Abu Dhabi’s Image Nation has created a somewhat similar year-long mentorship programme with Arab Film Studio. The seven-year-old Arab Film Studio, in the words of Image Nation CEO Michael Garin, aims to train the region’s next generation of filmmakers to get behind the camera and tell their stories.
Speaking about the initiative to BroadcastPro ME at the recently concluded Arab Film Studio Awards 2018, Gehad Darwish, Head of Marketing and Communications at Image Nation Abu Dhabi, said: “The programme is growing and becoming a key training platform for filmmakers who work in different sectors but who did not have the opportunity to express themselves. We have seen more than 120 students graduate. We have been accepted in more than 260 film festivals, and so far we have had 20 wins.”
Documentary programme participant Mariam Al Awadhi won the Best Film – Documentary award for Mum, in which a girl voices her emotions regarding her non-Emirati mother. Describing the training she received, she says: “I had basic knowledge of filmmaking and Arab Film Studio helped me a lot to grow my experience – coming up with ideas for my film, how to research it and produce it.” At the event, scriptwriting programme participant Salma Sherry won a $27,224 (AED 100,000) production grant to make her script a reality.
Students leave the Arab Film Studio with peers who have a shared film passion and language.
Employability is possibly the most frequent topic when new students and their parents approach the likes of Middlesex. To ensure that the classroom remains grounded in the real world, Nawaf and his colleagues have forged a partnership between MDX and regional distributor Shooting Stars Middle East to produce local content for Warner Bros. and Universal Brand Development, offering students real-life creative challenges to produce content that will engage audiences.
Nawaf outlines the projects completed. “Our students have put together promotions for Jurassic World, Fantastic Beasts: The Crimes of Grindelwald and the Universal Studio summit, among others.”
The deal also exposes the students to brands such as Vox Cinemas, Dubai Parks & Resorts and Ski Dubai.

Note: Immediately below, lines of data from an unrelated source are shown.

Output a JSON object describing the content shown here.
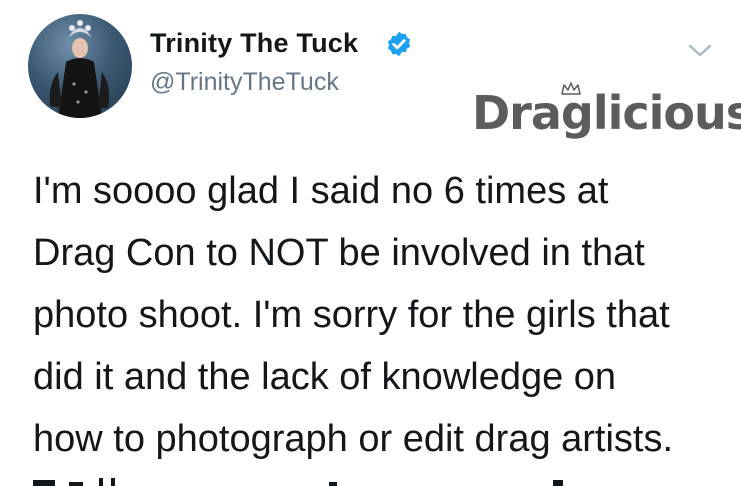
{
  "author": {
    "display_name": "Trinity The Tuck",
    "handle": "@TrinityTheTuck",
    "verified": true,
    "avatar_icon": "profile-photo"
  },
  "menu": {
    "icon": "chevron-down-icon"
  },
  "watermark": {
    "text": "Draglicious",
    "icon": "crown-icon",
    "color": "#5c5c5c"
  },
  "tweet": {
    "lines": [
      "I'm soooo glad I said no 6 times at",
      "Drag Con to NOT be involved in that",
      "photo shoot. I'm sorry for the girls that",
      "did it and the lack of knowledge on",
      "how to photograph or edit drag artists."
    ]
  },
  "colors": {
    "name": "#14171a",
    "handle": "#657786",
    "verified_badge": "#1da1f2",
    "chevron": "#aab8c2"
  }
}
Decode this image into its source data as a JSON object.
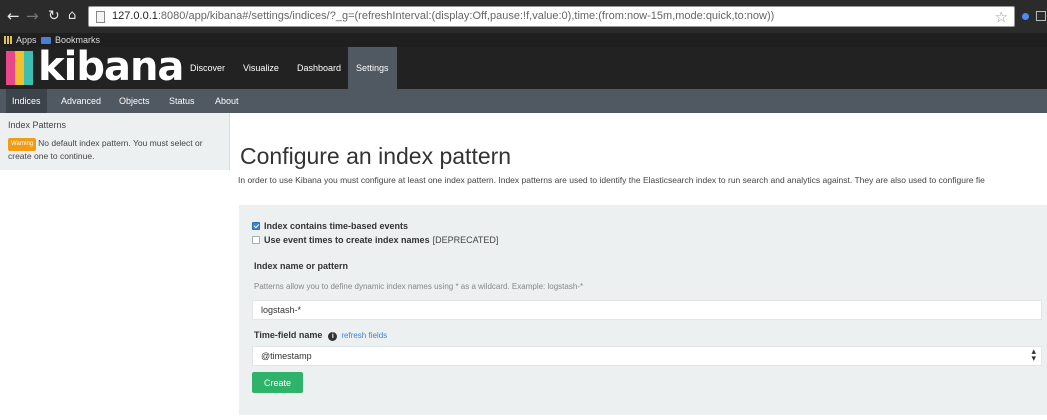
{
  "browser": {
    "back_icon": "arrow-left",
    "forward_icon": "arrow-right",
    "reload_icon": "reload",
    "home_icon": "home",
    "url_host": "127.0.0.1",
    "url_rest": ":8080/app/kibana#/settings/indices/?_g=(refreshInterval:(display:Off,pause:!f,value:0),time:(from:now-15m,mode:quick,to:now))",
    "bookmarks": {
      "apps_label": "Apps",
      "bookmarks_label": "Bookmarks"
    }
  },
  "header": {
    "logo_text": "kibana",
    "logo_colors": [
      "#e8488b",
      "#f0c02f",
      "#3ebeb0"
    ],
    "tabs": [
      {
        "label": "Discover"
      },
      {
        "label": "Visualize"
      },
      {
        "label": "Dashboard"
      },
      {
        "label": "Settings",
        "active": true
      }
    ]
  },
  "subnav": {
    "tabs": [
      {
        "label": "Indices",
        "active": true
      },
      {
        "label": "Advanced"
      },
      {
        "label": "Objects"
      },
      {
        "label": "Status"
      },
      {
        "label": "About"
      }
    ]
  },
  "sidebar": {
    "title": "Index Patterns",
    "warning_badge": "Warning",
    "warning_text": "No default index pattern. You must select or create one to continue."
  },
  "main": {
    "title": "Configure an index pattern",
    "description": "In order to use Kibana you must configure at least one index pattern. Index patterns are used to identify the Elasticsearch index to run search and analytics against. They are also used to configure fie",
    "form": {
      "time_based_label": "Index contains time-based events",
      "time_based_checked": true,
      "event_times_label": "Use event times to create index names",
      "event_times_deprecated": "[DEPRECATED]",
      "event_times_checked": false,
      "index_name_label": "Index name or pattern",
      "index_name_hint": "Patterns allow you to define dynamic index names using * as a wildcard. Example: logstash-*",
      "index_name_value": "logstash-*",
      "time_field_label": "Time-field name",
      "refresh_fields_label": "refresh fields",
      "time_field_value": "@timestamp",
      "create_label": "Create"
    }
  },
  "colors": {
    "create_button": "#2fb36b",
    "checkbox_checked": "#3b83d6",
    "warning_badge": "#f39c12",
    "header_bg": "#222222",
    "subnav_bg": "#505862",
    "panel_bg": "#ecf0f1"
  }
}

Most importantly, they learn to create content for the myriad platforms at their disposal, besides traditional film and linear TV.
Touting 120% year-on-year growth, Nawaf says: “We started with three students in 2014. We are selective of the students coming into the department, and we are currently at 45-plus students.”

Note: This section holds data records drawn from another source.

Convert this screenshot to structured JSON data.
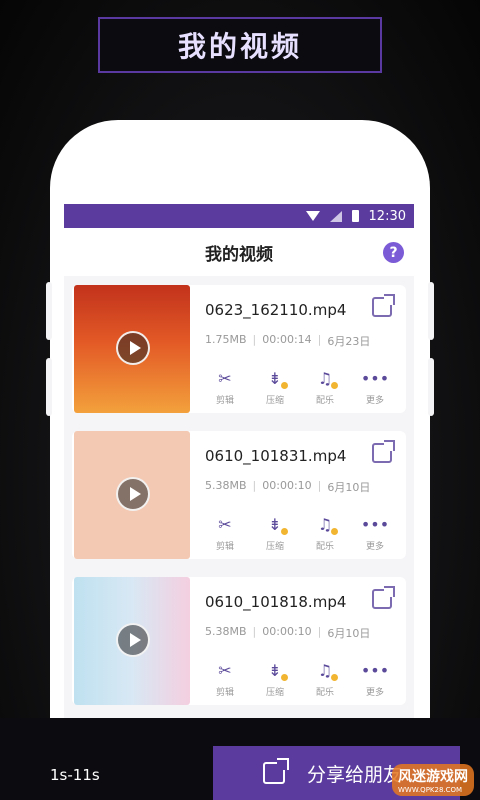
{
  "banner": {
    "title": "我的视频"
  },
  "status": {
    "time": "12:30"
  },
  "app": {
    "title": "我的视频",
    "help_icon": "?"
  },
  "videos": [
    {
      "filename": "0623_162110.mp4",
      "size": "1.75MB",
      "duration": "00:00:14",
      "date": "6月23日"
    },
    {
      "filename": "0610_101831.mp4",
      "size": "5.38MB",
      "duration": "00:00:10",
      "date": "6月10日"
    },
    {
      "filename": "0610_101818.mp4",
      "size": "5.38MB",
      "duration": "00:00:10",
      "date": "6月10日"
    }
  ],
  "actions": {
    "cut": "剪辑",
    "compress": "压缩",
    "music": "配乐",
    "more": "更多"
  },
  "bottom": {
    "duration_range": "1s-11s",
    "share_label": "分享给朋友"
  },
  "watermark": {
    "main": "风迷游戏网",
    "sub": "WWW.QPK28.COM"
  },
  "colors": {
    "accent": "#5b3c9e",
    "icon": "#5b4a9a",
    "vip_badge": "#f2b531"
  }
}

Actively encouraged to enter film competitions, Middlesex students have won multiple awards at competitions such as the 48 Hour Film Project, and the film Hers Truly, written and directed by current student Sreelakshmi Sateesh, was one of the nominated films at the Global University Film Awards 2018 in Hong Kong.
“In the midst of teaching them ground realities and getting them to engage with real-time clients, we ensure they remain true to the creative impulses that drew them to filmmaking in the first place,” says Daniela Tully.
As an author herself, Tully is fascinated by the stories the region has to offer, and for her the value of regional film schools lies in the students they attract.
“We have a pool of students who bring different cultures to the table and from us they learn how to tell their unique stories in a way that will travel,” she observes.